From Elizabeth Wright
ALS: American Philosophical Society
March 10th 1777
Wee have so good an oppertunity of writing to you that it would be a Pitty to miss of it, and I cannot forbear Mentioning again to you, about Mr. Platt. He was advised by Mr. W––ks4 to Pettition the old Baily last Session, to be brought to Tryall, and least they should Refuse it, or Plead ignorance to put a Copy of it in the Papers. This He thought very Nesscesary, that it wo’ld be a means of his being try’d before, or Precluded the Present Act. He did, but the Attorny General imediately posted to the Court and Plead that the judges had no Right to try him there, that he had Pettition’d the wrong Court, it should have been the Court of Kings Bench (and of course be brought before my L––d M––f–––d5). By this means he Evaded his Tryal. Since that his Lawyer has been informd thro L––d M––f––ds means, that if He would Pettition the King and take the oath of allegiance he should be set at Liberty. This all the City Patriots have advis’d him to do, alledging it would be much better than to Run the Risk of being try’d in the Kings Bench, for that if he should refuse, they would Rake Heaven and Earth to find some Proof against him, and he would be in a most terrible Situation, and they did not by any means Concieve it to be worth his while to loose his Life for that objection, or that it could be required of him by God or his Country, to So Eminently Risk it. Wee Could have wish’d to have Consulted you Sir about it but [for] the Distance and Uncertainty of the Way and a sort of Hurying fatality. The Pettition is sign’d, and the Lawyer said it was wrote in such a Manner that he did not think the Oath would not be required of him, but that Ld. M––d had given his word that he should be set at Liberty on those Conditions. How far it will be veryfied wee Cannot yet tell, but should it not sucseed, wee shall justly Reproach ourselveves for not acting with Courage and Honesty and haveing the Faith of a Daniel. Wee was the only Family he was acquainted with on his arrivall in England, therefore has placed all His Confidence in Us, and what Friends he has was cheifly Recomended thro our means, till they saw and became acquainted with Him, when He needed no other Recomendation his own innocency and integrity were sufficient. The Enclos’d is a copy of a Letter from him to us.6 I hope Sir the Bearer of this will meet with your approbation at least I wish it. Wee dont concieve any body more Proper or in whom wee could put more Confidence or so Capable of serving you, and know it to be his most Earnest desire to do good. I Remain Dear Sir your most Dutifull Sincere

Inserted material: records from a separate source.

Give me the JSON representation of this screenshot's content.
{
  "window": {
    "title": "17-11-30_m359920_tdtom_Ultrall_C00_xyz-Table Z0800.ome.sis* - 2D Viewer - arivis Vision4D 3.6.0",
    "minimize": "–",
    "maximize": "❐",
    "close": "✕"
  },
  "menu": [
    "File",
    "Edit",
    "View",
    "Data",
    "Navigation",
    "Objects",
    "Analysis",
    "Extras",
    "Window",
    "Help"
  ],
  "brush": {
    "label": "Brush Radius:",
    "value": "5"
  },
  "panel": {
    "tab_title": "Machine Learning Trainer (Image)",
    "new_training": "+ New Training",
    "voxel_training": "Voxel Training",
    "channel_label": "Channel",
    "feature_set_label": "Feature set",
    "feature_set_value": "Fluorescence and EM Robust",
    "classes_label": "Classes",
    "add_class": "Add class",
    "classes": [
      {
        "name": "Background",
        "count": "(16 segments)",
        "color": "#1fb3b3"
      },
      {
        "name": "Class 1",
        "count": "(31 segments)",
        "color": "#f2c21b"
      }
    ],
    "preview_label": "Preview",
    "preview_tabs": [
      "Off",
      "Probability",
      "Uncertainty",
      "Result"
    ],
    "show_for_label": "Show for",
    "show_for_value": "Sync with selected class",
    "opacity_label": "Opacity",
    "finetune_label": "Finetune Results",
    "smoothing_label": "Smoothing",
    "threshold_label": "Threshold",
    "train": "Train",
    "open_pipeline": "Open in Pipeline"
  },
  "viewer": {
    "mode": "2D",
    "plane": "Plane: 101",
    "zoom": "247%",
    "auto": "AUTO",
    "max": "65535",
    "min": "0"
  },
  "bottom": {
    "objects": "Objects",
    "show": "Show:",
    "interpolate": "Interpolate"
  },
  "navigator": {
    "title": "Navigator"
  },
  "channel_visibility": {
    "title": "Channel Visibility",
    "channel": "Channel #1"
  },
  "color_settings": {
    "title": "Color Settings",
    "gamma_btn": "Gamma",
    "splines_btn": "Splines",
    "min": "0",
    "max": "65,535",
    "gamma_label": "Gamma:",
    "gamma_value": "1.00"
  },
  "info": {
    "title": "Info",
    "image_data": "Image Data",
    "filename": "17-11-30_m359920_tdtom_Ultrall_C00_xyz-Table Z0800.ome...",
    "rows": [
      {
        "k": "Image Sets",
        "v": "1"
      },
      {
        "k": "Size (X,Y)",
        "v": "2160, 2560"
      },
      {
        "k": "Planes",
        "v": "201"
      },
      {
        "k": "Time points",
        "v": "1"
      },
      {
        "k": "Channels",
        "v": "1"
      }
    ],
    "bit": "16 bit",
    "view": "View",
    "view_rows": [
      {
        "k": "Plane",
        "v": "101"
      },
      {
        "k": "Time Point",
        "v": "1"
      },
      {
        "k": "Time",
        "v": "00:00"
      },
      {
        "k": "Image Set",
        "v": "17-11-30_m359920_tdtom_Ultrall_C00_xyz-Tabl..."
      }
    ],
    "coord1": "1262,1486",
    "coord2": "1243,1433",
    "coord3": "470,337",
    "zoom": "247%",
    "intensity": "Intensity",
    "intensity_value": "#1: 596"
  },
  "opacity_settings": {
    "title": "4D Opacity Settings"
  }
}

Notation: Elizabeth Wright
4. Undoubtedly John Wilkes.
6. A letter from Platt to Patience Wright of March 5, copied by Elizabeth and with a paragraph added by her, is now among BF’s papers in the APS. The letter expanded on the advice of the “City Patriots” that he take the oath of allegiance to save his life. He still refused to do so unless the Wrights approved, and begged their candid opinion. They were deeply agitated, Elizabeth added, and took further counsel with friends and in particular with Benjamin West, who reinforced what the “Patriots” had been urging. “These Arguments, Partly made converts of us (weak Women) and wee sent him Word wee thought he had best do it.”